- [Information supplied]:
▬▬▬

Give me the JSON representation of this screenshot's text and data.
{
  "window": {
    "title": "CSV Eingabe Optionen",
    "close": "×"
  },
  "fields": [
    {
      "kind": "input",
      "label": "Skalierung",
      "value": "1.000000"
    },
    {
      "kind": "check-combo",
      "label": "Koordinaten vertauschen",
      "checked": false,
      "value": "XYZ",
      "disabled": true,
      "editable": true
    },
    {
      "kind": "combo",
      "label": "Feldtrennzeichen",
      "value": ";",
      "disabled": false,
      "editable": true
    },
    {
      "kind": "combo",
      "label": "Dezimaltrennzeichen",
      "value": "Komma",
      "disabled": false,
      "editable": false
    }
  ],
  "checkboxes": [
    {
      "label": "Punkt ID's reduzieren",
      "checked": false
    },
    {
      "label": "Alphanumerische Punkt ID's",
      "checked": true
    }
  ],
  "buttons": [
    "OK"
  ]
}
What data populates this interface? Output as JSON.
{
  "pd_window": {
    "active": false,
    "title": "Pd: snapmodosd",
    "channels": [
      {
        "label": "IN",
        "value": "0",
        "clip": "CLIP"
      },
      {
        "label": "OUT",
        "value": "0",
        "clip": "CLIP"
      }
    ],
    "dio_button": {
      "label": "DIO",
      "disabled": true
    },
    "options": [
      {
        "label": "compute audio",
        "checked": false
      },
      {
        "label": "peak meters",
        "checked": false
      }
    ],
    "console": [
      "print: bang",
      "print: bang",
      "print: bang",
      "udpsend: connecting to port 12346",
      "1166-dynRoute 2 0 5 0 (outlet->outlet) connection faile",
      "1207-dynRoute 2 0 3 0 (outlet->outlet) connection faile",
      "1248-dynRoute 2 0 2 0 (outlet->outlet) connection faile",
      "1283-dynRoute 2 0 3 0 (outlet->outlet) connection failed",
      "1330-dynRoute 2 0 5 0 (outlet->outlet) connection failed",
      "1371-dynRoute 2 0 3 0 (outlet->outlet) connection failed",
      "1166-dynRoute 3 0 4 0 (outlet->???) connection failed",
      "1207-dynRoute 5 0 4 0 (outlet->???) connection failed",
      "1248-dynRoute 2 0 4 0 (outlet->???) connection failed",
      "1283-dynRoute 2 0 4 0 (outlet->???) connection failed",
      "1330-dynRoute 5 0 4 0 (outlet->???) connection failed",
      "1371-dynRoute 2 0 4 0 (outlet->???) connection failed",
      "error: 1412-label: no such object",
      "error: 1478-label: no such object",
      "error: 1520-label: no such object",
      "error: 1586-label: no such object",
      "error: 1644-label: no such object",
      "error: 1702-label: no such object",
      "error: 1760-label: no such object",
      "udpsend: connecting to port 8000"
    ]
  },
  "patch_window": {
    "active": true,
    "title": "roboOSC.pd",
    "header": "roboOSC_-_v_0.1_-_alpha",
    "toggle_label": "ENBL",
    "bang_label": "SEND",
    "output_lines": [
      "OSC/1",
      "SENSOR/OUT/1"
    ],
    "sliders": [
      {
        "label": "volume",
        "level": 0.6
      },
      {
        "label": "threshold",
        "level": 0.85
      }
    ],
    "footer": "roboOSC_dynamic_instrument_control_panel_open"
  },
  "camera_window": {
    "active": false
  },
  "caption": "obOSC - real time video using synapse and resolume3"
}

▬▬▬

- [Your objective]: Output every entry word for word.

- [Result of this exercise]:
Give me the JSON representation of this screenshot's text and data.
{
  "window": {
    "title": "CSV Eingabe Optionen",
    "close": "×"
  },
  "fields": [
    {
      "kind": "input",
      "label": "Skalierung",
      "value": "1.000000"
    },
    {
      "kind": "check-combo",
      "label": "Koordinaten vertauschen",
      "checked": false,
      "value": "XYZ",
      "disabled": true,
      "editable": true
    },
    {
      "kind": "combo",
      "label": "Feldtrennzeichen",
      "value": ";",
      "disabled": false,
      "editable": true
    },
    {
      "kind": "combo",
      "label": "Dezimaltrennzeichen",
      "value": "Komma",
      "disabled": false,
      "editable": false
    }
  ],
  "checkboxes": [
    {
      "label": "Punkt ID's reduzieren",
      "checked": false
    },
    {
      "label": "Alphanumerische Punkt ID's",
      "checked": true
    }
  ],
  "buttons": [
    "OK"
  ]
}
What data populates this interface? Output as JSON.
{
  "pd_window": {
    "active": false,
    "title": "Pd: snapmodosd",
    "channels": [
      {
        "label": "IN",
        "value": "0",
        "clip": "CLIP"
      },
      {
        "label": "OUT",
        "value": "0",
        "clip": "CLIP"
      }
    ],
    "dio_button": {
      "label": "DIO",
      "disabled": true
    },
    "options": [
      {
        "label": "compute audio",
        "checked": false
      },
      {
        "label": "peak meters",
        "checked": false
      }
    ],
    "console": [
      "print: bang",
      "print: bang",
      "print: bang",
      "udpsend: connecting to port 12346",
      "1166-dynRoute 2 0 5 0 (outlet->outlet) connection faile",
      "1207-dynRoute 2 0 3 0 (outlet->outlet) connection faile",
      "1248-dynRoute 2 0 2 0 (outlet->outlet) connection faile",
      "1283-dynRoute 2 0 3 0 (outlet->outlet) connection failed",
      "1330-dynRoute 2 0 5 0 (outlet->outlet) connection failed",
      "1371-dynRoute 2 0 3 0 (outlet->outlet) connection failed",
      "1166-dynRoute 3 0 4 0 (outlet->???) connection failed",
      "1207-dynRoute 5 0 4 0 (outlet->???) connection failed",
      "1248-dynRoute 2 0 4 0 (outlet->???) connection failed",
      "1283-dynRoute 2 0 4 0 (outlet->???) connection failed",
      "1330-dynRoute 5 0 4 0 (outlet->???) connection failed",
      "1371-dynRoute 2 0 4 0 (outlet->???) connection failed",
      "error: 1412-label: no such object",
      "error: 1478-label: no such object",
      "error: 1520-label: no such object",
      "error: 1586-label: no such object",
      "error: 1644-label: no such object",
      "error: 1702-label: no such object",
      "error: 1760-label: no such object",
      "udpsend: connecting to port 8000"
    ]
  },
  "patch_window": {
    "active": true,
    "title": "roboOSC.pd",
    "header": "roboOSC_-_v_0.1_-_alpha",
    "toggle_label": "ENBL",
    "bang_label": "SEND",
    "output_lines": [
      "OSC/1",
      "SENSOR/OUT/1"
    ],
    "sliders": [
      {
        "label": "volume",
        "level": 0.6
      },
      {
        "label": "threshold",
        "level": 0.85
      }
    ],
    "footer": "roboOSC_dynamic_instrument_control_panel_open"
  },
  "camera_window": {
    "active": false
  },
  "caption": "obOSC - real time video using synapse and resolume3"
}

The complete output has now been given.